At its root, the word “trauma” refers to a a deeply distressing or disturbing experience. In the realm of physical injury, then, that means a traumatic experience that is extremely damaging and can have long-lasting effects.
That more or less fits the reality of traumatic brain injury (TBI).
Caused by a bump, blow or jolt to the head, TBIs are a major cause of death and disability in the U.S. and worldwide, accounting for about 30% of all injury deaths in this country annually. In fact, 153 people in the U.S. die every day as the result of a TBI and the injuries contribute to some 2.8 million emergency room visits, 282,000 hospitalizations and nearly 50,000 deaths each year.
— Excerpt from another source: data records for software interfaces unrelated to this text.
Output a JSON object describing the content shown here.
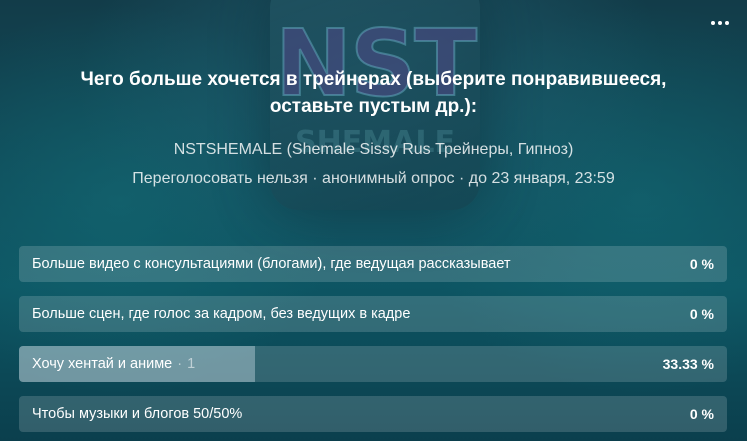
{
  "poll": {
    "question": "Чего больше хочется в трейнерах (выберите понравившееся, оставьте пустым др.):",
    "author": "NSTSHEMALE (Shemale Sissy Rus Трейнеры, Гипноз)",
    "meta": "Переголосовать нельзя · анонимный опрос · до 23 января, 23:59",
    "cover": {
      "logo_text": "NST",
      "logo_sub": "SHEMALE"
    },
    "menu_icon": "more-horizontal-icon",
    "options": [
      {
        "label": "Больше видео с консультациями (блогами), где ведущая рассказывает",
        "count": "",
        "percent": "0 %",
        "share": 0
      },
      {
        "label": "Больше сцен, где голос за кадром, без ведущих в кадре",
        "count": "",
        "percent": "0 %",
        "share": 0
      },
      {
        "label": "Хочу хентай и аниме",
        "count": "1",
        "percent": "33.33 %",
        "share": 0.3333
      },
      {
        "label": "Чтобы музыки и блогов 50/50%",
        "count": "",
        "percent": "0 %",
        "share": 0
      }
    ]
  }
}
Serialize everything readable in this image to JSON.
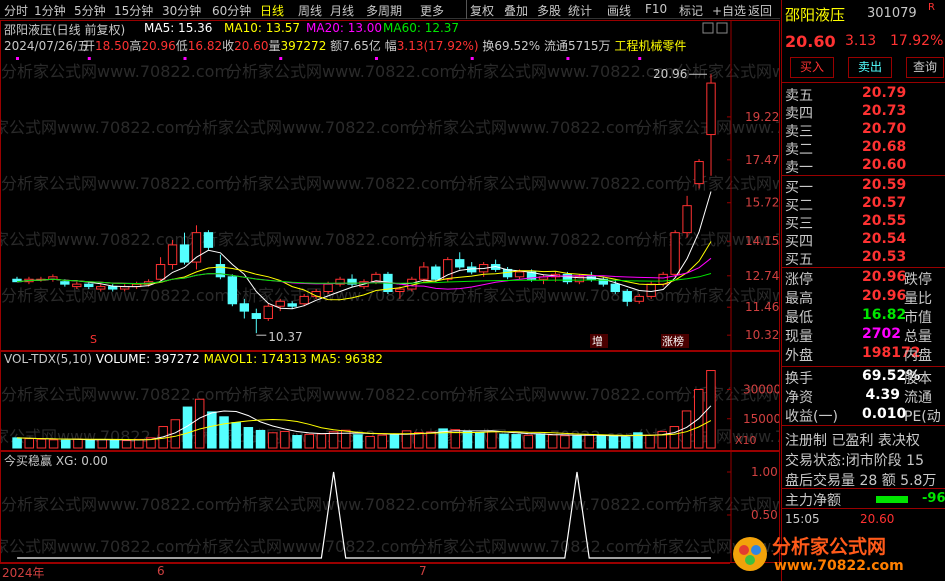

But not every TBI results in a hospital visit. In fact, these injuries have proven especially difficult to diagnose — as anyone who has watched NFL football over the last few seasons has likely noticed — in part because they vary widely in severity and effect. Not all blows to the head will result in a TBI, with injuries ranging from mild to more severe based on the duration of unconsciousness or any associated memory loss. Mild TBI incidents are better known as concussions, and they are by far the most common.
The effects of a serious TBI can last for days, months or a lifetime, impairing thinking and memory, impacting movement, changing sessions or altering a person’s emotional functions.
Trouble is, due to these lingering effects treating a TBI after the fact isn’t always possible of effective. Speedy diagnosis and treatment is key. Here are a few of the key innovations that are changing the world of TBI care as we know it.
A number of companies are developing new sensor systems that can instantly and accurately measure the impact of concussive forces on a wearer’s head, using that real-time information to quickly determine whether or not they have suffered a TBI. Many of these products can fit inside an athlete’s headband or helmet, measuring any potential impacts whether or not their sport or activity requires the use of a helmet. Beyond sports, wearables like these are finding applications on the battlefield as well. As of 2011, more than 200,000 U.S. service members had been diagnosed with TBI after serving overseas, often returning home with unseen injuries and lingering effects. Wearable sensors can help diagnose those problems in the field and make sure that soldiers get the help they need when they need it.
In order to study the effects of TBI shockwaves on living tissues, researchers at the National Institute of Child Health and Human Development have created a simulation device that fires a blast of air from a pneumatic air gun directly into a culture dish on top of a microscope. They can then study the impact that the blast has on the living cells and tissues in the dish.
“By observing the calcium signaling within the cells they discovered that pressure shockwaves alone, in the absence of shear, are not sufficient to trigger responses, even when administered at known lethal levels (14 atm),” the researchers reported. “In contrast, a pressure blast of less than 5 atm, combined with shear force distribution, induced a calcium signaling wave that propagated through the cell population. However, despite the presence of calcium signaling wave, no effect on cell survival was observed in 11 experiments after 24 hrs, consistent with published MRI results of victims suffering from mild bTBI yet lacking any signs of brain necrosis of edema.”
This work has helped identify many of the mechanisms that quickly propagate brain injury following an injury, pointing researchers to some potential treatments.
One of the symptoms that many TBI patients share is a change in their speech patterns, with their speaking becoming labored, slow or even slurred. Speech pathologists are using that fact to develop new systems that will automate the process of TBI diagnosis via these speech patterns.
The patient suspected of suffering from a TBI will simply speak into a microphone and the system will determine whether or not their voice fits into the standard of normal or if they are showing signs of a TBI. These systems, which are already coming into use, analyse the waves and tones of a person’s speech in order to make a real-time, accurate diagnosis, catching signs that even the human ear might miss.
And those are just a few examples.
Other innovators are exploring specific biomarkers in the blood that can be used to diagnose TBI more efficiently, while others are working on new drug delivery systems to address the damage in the brain after the fact. Given the size and severity of TBI, the market for innovative treatments and diagnostic tools remains ripe for innovation and disruption.
The only question now is: what’s next?